Data records for software interfaces
##########
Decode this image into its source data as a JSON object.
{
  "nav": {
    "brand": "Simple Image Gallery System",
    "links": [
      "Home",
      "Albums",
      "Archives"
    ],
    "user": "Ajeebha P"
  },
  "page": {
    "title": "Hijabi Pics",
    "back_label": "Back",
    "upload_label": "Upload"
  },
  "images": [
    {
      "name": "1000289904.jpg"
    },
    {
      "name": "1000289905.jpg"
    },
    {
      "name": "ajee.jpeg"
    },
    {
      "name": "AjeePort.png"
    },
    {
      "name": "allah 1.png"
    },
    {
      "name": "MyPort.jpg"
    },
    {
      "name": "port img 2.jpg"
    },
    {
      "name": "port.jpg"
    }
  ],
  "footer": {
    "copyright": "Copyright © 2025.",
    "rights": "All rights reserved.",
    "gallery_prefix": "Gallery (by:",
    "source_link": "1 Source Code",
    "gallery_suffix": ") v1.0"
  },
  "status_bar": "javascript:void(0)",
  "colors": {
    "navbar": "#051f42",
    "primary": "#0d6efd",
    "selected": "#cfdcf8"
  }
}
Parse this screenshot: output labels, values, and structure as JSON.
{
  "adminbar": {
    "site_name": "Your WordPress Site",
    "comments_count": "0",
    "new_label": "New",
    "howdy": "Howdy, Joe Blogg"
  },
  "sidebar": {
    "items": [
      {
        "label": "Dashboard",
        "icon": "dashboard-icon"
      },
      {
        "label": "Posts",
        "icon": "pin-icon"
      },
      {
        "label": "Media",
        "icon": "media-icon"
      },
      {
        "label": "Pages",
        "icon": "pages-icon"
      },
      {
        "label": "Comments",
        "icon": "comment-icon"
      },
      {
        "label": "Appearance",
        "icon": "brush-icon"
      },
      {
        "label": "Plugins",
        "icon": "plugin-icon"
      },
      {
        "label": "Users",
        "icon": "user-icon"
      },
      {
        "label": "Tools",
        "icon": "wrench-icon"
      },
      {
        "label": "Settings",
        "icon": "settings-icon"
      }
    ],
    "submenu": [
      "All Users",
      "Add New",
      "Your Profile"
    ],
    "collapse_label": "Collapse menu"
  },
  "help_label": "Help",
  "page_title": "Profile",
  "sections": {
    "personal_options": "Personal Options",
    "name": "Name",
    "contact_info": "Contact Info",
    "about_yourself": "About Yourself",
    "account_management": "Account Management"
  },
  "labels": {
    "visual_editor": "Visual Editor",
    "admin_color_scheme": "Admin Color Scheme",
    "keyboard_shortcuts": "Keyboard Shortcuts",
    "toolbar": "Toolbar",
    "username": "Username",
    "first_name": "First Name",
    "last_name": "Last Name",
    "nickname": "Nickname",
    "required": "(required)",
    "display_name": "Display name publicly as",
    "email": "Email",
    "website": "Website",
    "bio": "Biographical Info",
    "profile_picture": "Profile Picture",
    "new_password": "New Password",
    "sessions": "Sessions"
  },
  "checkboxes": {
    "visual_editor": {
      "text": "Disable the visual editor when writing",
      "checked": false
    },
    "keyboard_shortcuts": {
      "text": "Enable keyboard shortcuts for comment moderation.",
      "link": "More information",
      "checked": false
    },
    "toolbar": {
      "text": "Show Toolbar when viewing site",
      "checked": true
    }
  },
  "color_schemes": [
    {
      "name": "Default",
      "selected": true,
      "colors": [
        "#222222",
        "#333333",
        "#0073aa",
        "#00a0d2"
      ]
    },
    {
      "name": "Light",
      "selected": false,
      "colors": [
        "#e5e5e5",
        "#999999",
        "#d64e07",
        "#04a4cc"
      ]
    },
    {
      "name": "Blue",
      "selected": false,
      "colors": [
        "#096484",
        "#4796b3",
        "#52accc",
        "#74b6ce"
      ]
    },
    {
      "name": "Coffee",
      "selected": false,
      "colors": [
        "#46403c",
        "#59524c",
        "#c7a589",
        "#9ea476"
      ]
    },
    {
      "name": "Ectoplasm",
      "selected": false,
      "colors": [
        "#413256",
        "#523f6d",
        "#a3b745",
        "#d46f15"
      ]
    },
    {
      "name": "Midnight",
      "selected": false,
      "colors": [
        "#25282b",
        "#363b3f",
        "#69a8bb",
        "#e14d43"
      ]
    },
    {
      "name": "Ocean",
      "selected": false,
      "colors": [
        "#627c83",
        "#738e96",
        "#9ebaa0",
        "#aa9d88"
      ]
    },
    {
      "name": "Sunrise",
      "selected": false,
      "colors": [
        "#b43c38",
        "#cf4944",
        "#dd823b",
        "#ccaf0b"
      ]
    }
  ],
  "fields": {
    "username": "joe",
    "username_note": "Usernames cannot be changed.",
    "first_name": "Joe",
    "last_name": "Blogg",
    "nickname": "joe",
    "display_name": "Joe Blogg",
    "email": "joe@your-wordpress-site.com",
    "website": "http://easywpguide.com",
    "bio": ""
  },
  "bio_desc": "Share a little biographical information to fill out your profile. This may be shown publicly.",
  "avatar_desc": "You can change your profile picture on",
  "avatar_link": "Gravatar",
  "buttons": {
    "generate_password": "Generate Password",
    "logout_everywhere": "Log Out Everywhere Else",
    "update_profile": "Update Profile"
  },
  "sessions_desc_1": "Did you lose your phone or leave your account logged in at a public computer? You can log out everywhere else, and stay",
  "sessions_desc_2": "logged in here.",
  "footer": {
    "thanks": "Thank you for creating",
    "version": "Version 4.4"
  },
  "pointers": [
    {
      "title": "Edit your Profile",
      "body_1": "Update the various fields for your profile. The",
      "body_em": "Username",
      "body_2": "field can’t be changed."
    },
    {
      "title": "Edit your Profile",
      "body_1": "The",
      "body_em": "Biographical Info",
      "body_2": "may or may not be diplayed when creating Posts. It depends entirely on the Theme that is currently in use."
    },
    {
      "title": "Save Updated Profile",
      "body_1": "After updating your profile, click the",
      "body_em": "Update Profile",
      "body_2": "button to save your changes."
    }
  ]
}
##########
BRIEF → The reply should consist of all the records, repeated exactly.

SOLUTION FOR THIS TASK →
Decode this image into its source data as a JSON object.
{
  "nav": {
    "brand": "Simple Image Gallery System",
    "links": [
      "Home",
      "Albums",
      "Archives"
    ],
    "user": "Ajeebha P"
  },
  "page": {
    "title": "Hijabi Pics",
    "back_label": "Back",
    "upload_label": "Upload"
  },
  "images": [
    {
      "name": "1000289904.jpg"
    },
    {
      "name": "1000289905.jpg"
    },
    {
      "name": "ajee.jpeg"
    },
    {
      "name": "AjeePort.png"
    },
    {
      "name": "allah 1.png"
    },
    {
      "name": "MyPort.jpg"
    },
    {
      "name": "port img 2.jpg"
    },
    {
      "name": "port.jpg"
    }
  ],
  "footer": {
    "copyright": "Copyright © 2025.",
    "rights": "All rights reserved.",
    "gallery_prefix": "Gallery (by:",
    "source_link": "1 Source Code",
    "gallery_suffix": ") v1.0"
  },
  "status_bar": "javascript:void(0)",
  "colors": {
    "navbar": "#051f42",
    "primary": "#0d6efd",
    "selected": "#cfdcf8"
  }
}
Parse this screenshot: output labels, values, and structure as JSON.
{
  "adminbar": {
    "site_name": "Your WordPress Site",
    "comments_count": "0",
    "new_label": "New",
    "howdy": "Howdy, Joe Blogg"
  },
  "sidebar": {
    "items": [
      {
        "label": "Dashboard",
        "icon": "dashboard-icon"
      },
      {
        "label": "Posts",
        "icon": "pin-icon"
      },
      {
        "label": "Media",
        "icon": "media-icon"
      },
      {
        "label": "Pages",
        "icon": "pages-icon"
      },
      {
        "label": "Comments",
        "icon": "comment-icon"
      },
      {
        "label": "Appearance",
        "icon": "brush-icon"
      },
      {
        "label": "Plugins",
        "icon": "plugin-icon"
      },
      {
        "label": "Users",
        "icon": "user-icon"
      },
      {
        "label": "Tools",
        "icon": "wrench-icon"
      },
      {
        "label": "Settings",
        "icon": "settings-icon"
      }
    ],
    "submenu": [
      "All Users",
      "Add New",
      "Your Profile"
    ],
    "collapse_label": "Collapse menu"
  },
  "help_label": "Help",
  "page_title": "Profile",
  "sections": {
    "personal_options": "Personal Options",
    "name": "Name",
    "contact_info": "Contact Info",
    "about_yourself": "About Yourself",
    "account_management": "Account Management"
  },
  "labels": {
    "visual_editor": "Visual Editor",
    "admin_color_scheme": "Admin Color Scheme",
    "keyboard_shortcuts": "Keyboard Shortcuts",
    "toolbar": "Toolbar",
    "username": "Username",
    "first_name": "First Name",
    "last_name": "Last Name",
    "nickname": "Nickname",
    "required": "(required)",
    "display_name": "Display name publicly as",
    "email": "Email",
    "website": "Website",
    "bio": "Biographical Info",
    "profile_picture": "Profile Picture",
    "new_password": "New Password",
    "sessions": "Sessions"
  },
  "checkboxes": {
    "visual_editor": {
      "text": "Disable the visual editor when writing",
      "checked": false
    },
    "keyboard_shortcuts": {
      "text": "Enable keyboard shortcuts for comment moderation.",
      "link": "More information",
      "checked": false
    },
    "toolbar": {
      "text": "Show Toolbar when viewing site",
      "checked": true
    }
  },
  "color_schemes": [
    {
      "name": "Default",
      "selected": true,
      "colors": [
        "#222222",
        "#333333",
        "#0073aa",
        "#00a0d2"
      ]
    },
    {
      "name": "Light",
      "selected": false,
      "colors": [
        "#e5e5e5",
        "#999999",
        "#d64e07",
        "#04a4cc"
      ]
    },
    {
      "name": "Blue",
      "selected": false,
      "colors": [
        "#096484",
        "#4796b3",
        "#52accc",
        "#74b6ce"
      ]
    },
    {
      "name": "Coffee",
      "selected": false,
      "colors": [
        "#46403c",
        "#59524c",
        "#c7a589",
        "#9ea476"
      ]
    },
    {
      "name": "Ectoplasm",
      "selected": false,
      "colors": [
        "#413256",
        "#523f6d",
        "#a3b745",
        "#d46f15"
      ]
    },
    {
      "name": "Midnight",
      "selected": false,
      "colors": [
        "#25282b",
        "#363b3f",
        "#69a8bb",
        "#e14d43"
      ]
    },
    {
      "name": "Ocean",
      "selected": false,
      "colors": [
        "#627c83",
        "#738e96",
        "#9ebaa0",
        "#aa9d88"
      ]
    },
    {
      "name": "Sunrise",
      "selected": false,
      "colors": [
        "#b43c38",
        "#cf4944",
        "#dd823b",
        "#ccaf0b"
      ]
    }
  ],
  "fields": {
    "username": "joe",
    "username_note": "Usernames cannot be changed.",
    "first_name": "Joe",
    "last_name": "Blogg",
    "nickname": "joe",
    "display_name": "Joe Blogg",
    "email": "joe@your-wordpress-site.com",
    "website": "http://easywpguide.com",
    "bio": ""
  },
  "bio_desc": "Share a little biographical information to fill out your profile. This may be shown publicly.",
  "avatar_desc": "You can change your profile picture on",
  "avatar_link": "Gravatar",
  "buttons": {
    "generate_password": "Generate Password",
    "logout_everywhere": "Log Out Everywhere Else",
    "update_profile": "Update Profile"
  },
  "sessions_desc_1": "Did you lose your phone or leave your account logged in at a public computer? You can log out everywhere else, and stay",
  "sessions_desc_2": "logged in here.",
  "footer": {
    "thanks": "Thank you for creating",
    "version": "Version 4.4"
  },
  "pointers": [
    {
      "title": "Edit your Profile",
      "body_1": "Update the various fields for your profile. The",
      "body_em": "Username",
      "body_2": "field can’t be changed."
    },
    {
      "title": "Edit your Profile",
      "body_1": "The",
      "body_em": "Biographical Info",
      "body_2": "may or may not be diplayed when creating Posts. It depends entirely on the Theme that is currently in use."
    },
    {
      "title": "Save Updated Profile",
      "body_1": "After updating your profile, click the",
      "body_em": "Update Profile",
      "body_2": "button to save your changes."
    }
  ]
}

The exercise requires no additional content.